Fanilial Exudative Vitreoretinopathy, EVR3

Background and History: 

Vitreoretinopathy refers to a condition in the back of the eye in which a primary retinal vascular disease also impacts the vitreous, the jelly-like material that fills much of the eye.  It is believed to begin at birth when the retinal vessels are interrupted in development causing the retina to be starved of oxygen.  This sets into motion a chain of events that leads to the growth of new abnormal vessels which subsequently bleed causing scarring of the retina and vitreous that may ultimately cause a retinal detachment and blindness.  EVR3 is only one of several disorders that result from this process.      

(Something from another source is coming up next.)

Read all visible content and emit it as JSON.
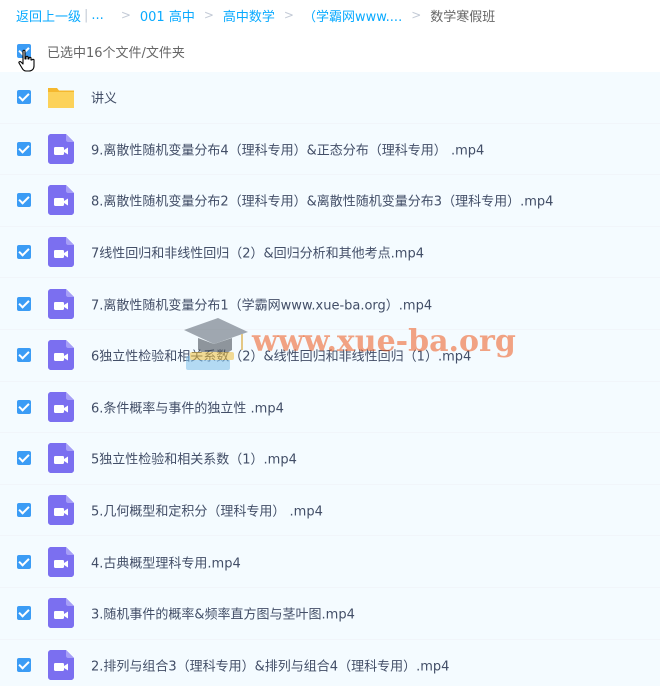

Clinical Correlations: 

There is considerable variation in the eye findings.  The abnormal blood vessel development in the retina may result in blindness among newborns but other patients can have only minor abnormalities into adulthood.  Abnormal vessels often leak blood into the vitreous humor (the gel-like material that fills the back part of the eye) causing scarring that progresses to a pulling on the retina and eventually detaches it.  This is a threat throughout life.  A few individuals have cataracts.

No general abnormalities outside the eye have been reported.


This condition likely results from mutations in a specific gene as yet unidentified.  The family transmission pattern is consistent with an autosomal dominant inheritance mode in which affected parents can have affected offspring.  In this case the risk of transmission is 50%.  Only a single mutation is necessary.

Diagnosis and Prognosis: 

An ophthalmologist (eye doctor) can make the diagnosis at any age depending upon the stage of disease.  Longevity is not impacted but vision is highly variable, ranging from blindness to minimal impairment depending upon the severity of the bleeding and vitreous scarring.  Lifelong monitoring is important as this is a progressive disease.  Patients with milder vision problems may benefit from low vision aids.  In some cases surgery on the vitreous and retina can release the traction on the retina, allowing it to reattach.  Cataract removal may be beneficial.  In mild cases low vision aids may be helpful.

Additional Information
Autosomal dominant